Condensing Boiler

If your boiler is more than 16 years old or if you recently improved your home’s insulation and air tightness, you should consider replacing your old boiler with a more efficient one. With high energy prices, homeowners seeking to greatly reduce their energy use may want to consider installing a condensing boiler, which have efficiency ratings of 90 percent AFUE (Annual Fuel Utilization Efficiency) and higher. Depending on the age of the boiler you are replacing, it could be 15 percent to 45 percent more efficient than your current model. Your boiler’s AFUE tells you how much energy is being delivered as heat to your home. For example, a 90 percent AFUE rating means that 90 percent of the heat generated by the boiler is being used to warm your home, while the other 10 percent escapes in the combustion gases that are vented out of the home.

How It Works

Condensing boilers can achieve greater efficiencies because they capture more heat from the exhaust gases than a conventional boiler. To do this, a condensing boiler has a larger heat exchange surface to enable it to transfer as much heat as possible from the boiler's burner into usable heat, thereby allowing less heat to escape as exhaust gases. When the combustion gases flow over the heat exchanger surface, they condense, which means they cool to a point where the water vapor in the gases changes to liquid.

What to Consider Before Choosing

When replacing your boiler, it is important to work with a qualified heating professional to help you decide which product is right for your needs.

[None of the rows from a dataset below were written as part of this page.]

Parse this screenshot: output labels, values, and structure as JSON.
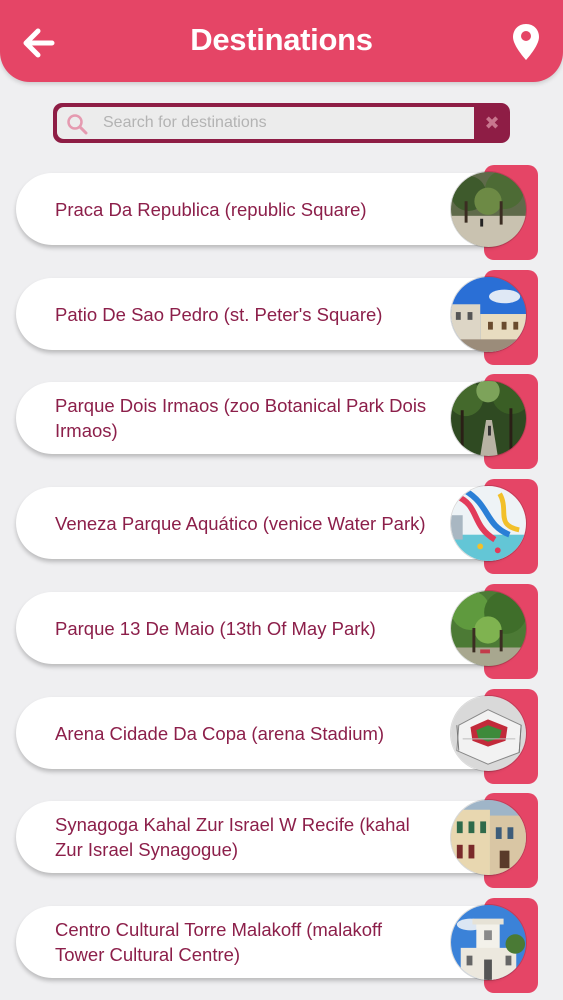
{
  "header": {
    "title": "Destinations",
    "background": "#e54566",
    "back_icon": "arrow-left-icon",
    "location_icon": "map-pin-icon"
  },
  "search": {
    "placeholder": "Search for destinations",
    "value": "",
    "accent": "#8e1d45",
    "clear_label": "✖"
  },
  "destinations": [
    {
      "name": "Praca Da Republica (republic Square)",
      "image": "square-trees-photo"
    },
    {
      "name": "Patio De Sao Pedro (st. Peter's Square)",
      "image": "colonial-church-photo"
    },
    {
      "name": "Parque Dois Irmaos (zoo Botanical Park Dois Irmaos)",
      "image": "forest-path-photo"
    },
    {
      "name": "Veneza Parque Aquático (venice Water Park)",
      "image": "water-slides-photo"
    },
    {
      "name": "Parque 13 De Maio (13th Of May Park)",
      "image": "park-trees-photo"
    },
    {
      "name": "Arena Cidade Da Copa (arena Stadium)",
      "image": "stadium-aerial-photo"
    },
    {
      "name": "Synagoga Kahal Zur Israel W Recife (kahal Zur Israel Synagogue)",
      "image": "synagogue-facade-photo"
    },
    {
      "name": "Centro Cultural Torre Malakoff (malakoff Tower Cultural Centre)",
      "image": "white-tower-photo"
    }
  ],
  "colors": {
    "item_text": "#8c1f4a",
    "tab": "#e54566",
    "page_bg": "#efeff1"
  }
}
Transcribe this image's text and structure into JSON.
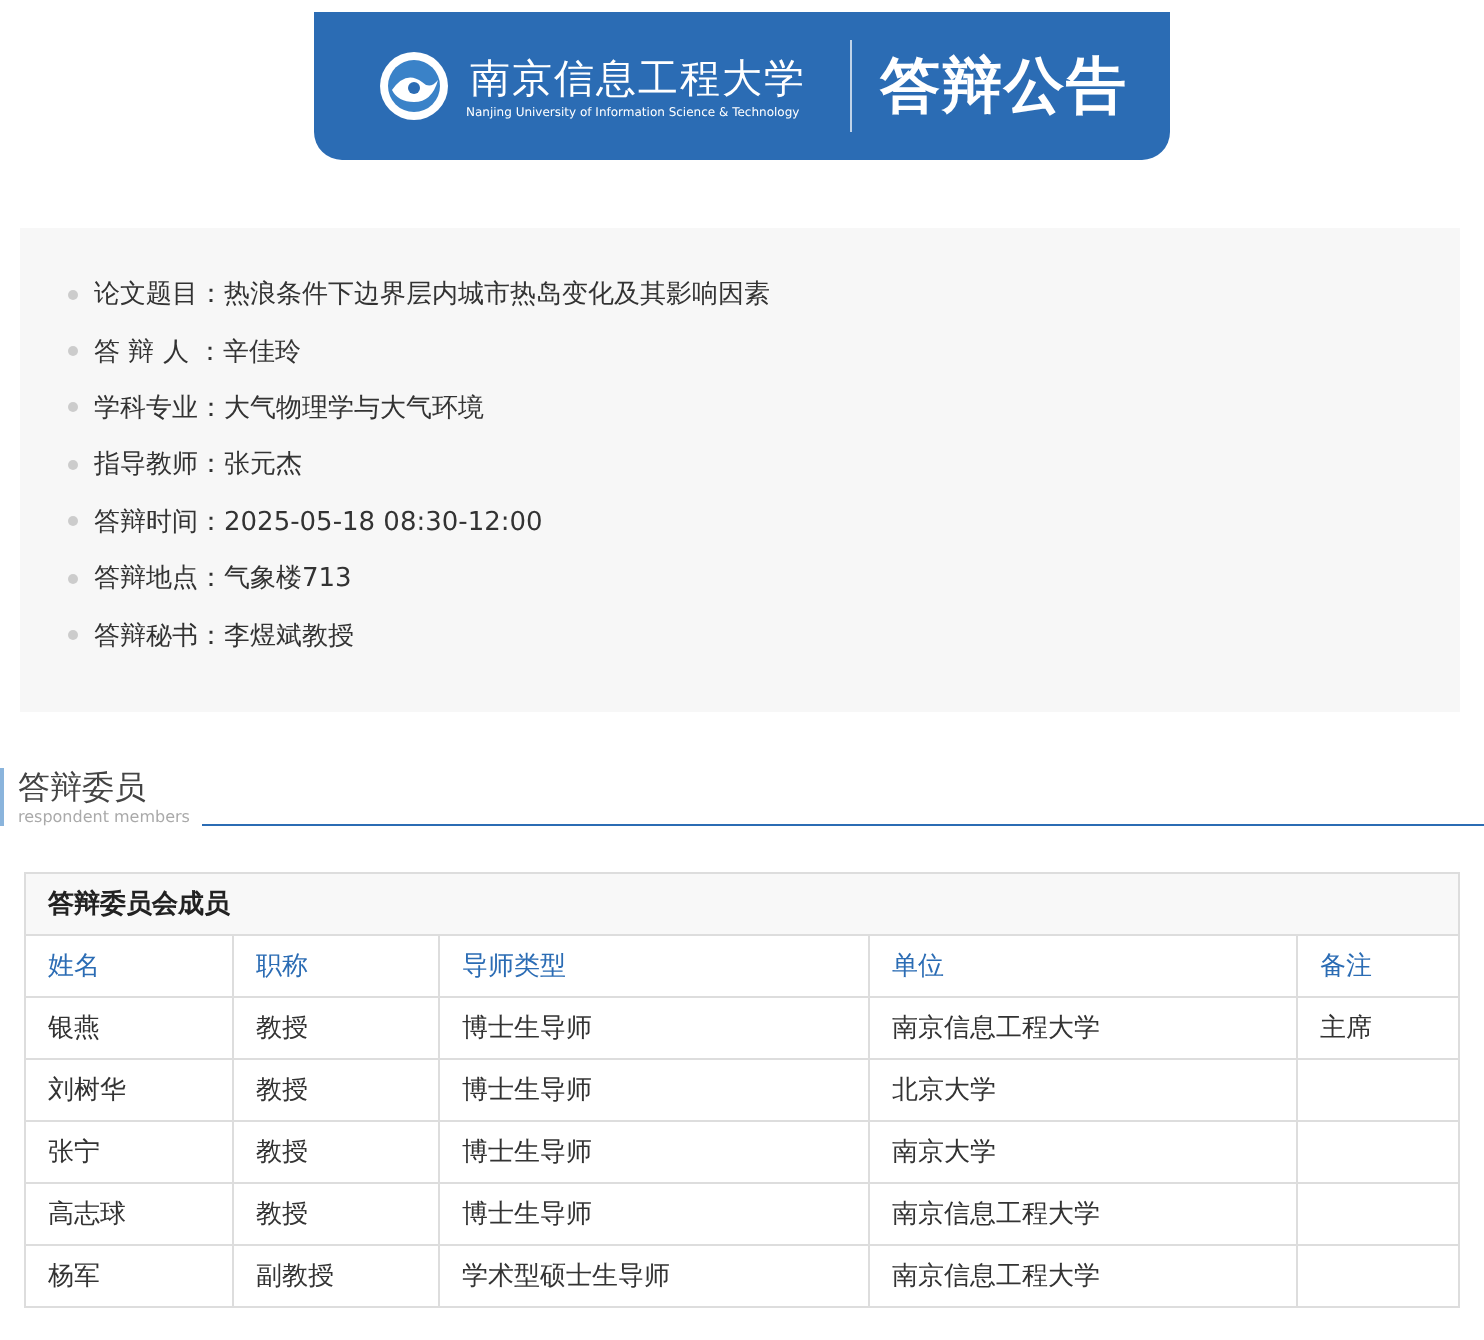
{
  "banner": {
    "school_name": "南京信息工程大学",
    "school_name_en": "Nanjing University of Information Science & Technology",
    "title": "答辩公告"
  },
  "info": [
    {
      "label": "论文题目：",
      "value": "热浪条件下边界层内城市热岛变化及其影响因素"
    },
    {
      "label": "答 辩 人 ：",
      "value": "辛佳玲"
    },
    {
      "label": "学科专业：",
      "value": "大气物理学与大气环境"
    },
    {
      "label": "指导教师：",
      "value": "张元杰"
    },
    {
      "label": "答辩时间：",
      "value": "2025-05-18 08:30-12:00"
    },
    {
      "label": "答辩地点：",
      "value": "气象楼713"
    },
    {
      "label": "答辩秘书：",
      "value": "李煜斌教授"
    }
  ],
  "section": {
    "title": "答辩委员",
    "subtitle": "respondent members"
  },
  "table": {
    "caption": "答辩委员会成员",
    "columns": [
      "姓名",
      "职称",
      "导师类型",
      "单位",
      "备注"
    ],
    "rows": [
      [
        "银燕",
        "教授",
        "博士生导师",
        "南京信息工程大学",
        "主席"
      ],
      [
        "刘树华",
        "教授",
        "博士生导师",
        "北京大学",
        ""
      ],
      [
        "张宁",
        "教授",
        "博士生导师",
        "南京大学",
        ""
      ],
      [
        "高志球",
        "教授",
        "博士生导师",
        "南京信息工程大学",
        ""
      ],
      [
        "杨军",
        "副教授",
        "学术型硕士生导师",
        "南京信息工程大学",
        ""
      ]
    ]
  }
}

A heating professional will determine the proper size boiler and help you choose the level of energy efficiency that makes the most economic sense for you.

The size of the recommended boiler will depend on the size of your home and many other factors that impact your home’s heating requirements. If you choose a boiler that is too big, it will waste energy. This is because it will cycle on and off too frequently. If it is too small, it won't provide enough heat to your home. If you are replacing an existing boiler, it is still important for your installer to perform a load calculation to size your new boiler, because the old boiler could have been improperly sized or you could have made improvements to your home that would impact the boiler’s size requirements.

In addition, you should always choose a boiler certified by the Air-Conditioning, Heating and Refrigeration Institute (AHRI) and listed in the AHRI Directory of Certified Product Performance. To find manufacturers of residential condensing boilers in the directory, select "Boilers" under the Residential product category, then select "Advanced Search." On the search screen, find the field labeled "Condensing Type" and select "Yes" from dropdown menu. To narrow your search further, you can enter additional information in the other fields such as a minimum or maximum AFUE percentage or Fuel Type. Ask your installer to provide you with an AHRI Certificate of Product Performance that can be printed from the AHRI Directory of Product Performance. This certificate contains the boiler’s certified performance ratings and can be used to obtain tax credits as well as rebates and incentives offered by your utility or other local energy efficiency programs. .

Proper Maintenance Key to Maintaining Efficiency

After the installation is complete, keep in mind all heating equipment, including condensing boilers, need periodic maintenance. Typically, the heat exchanger and condensate traps need to be cleaned on an annual basis by a qualified heating professional.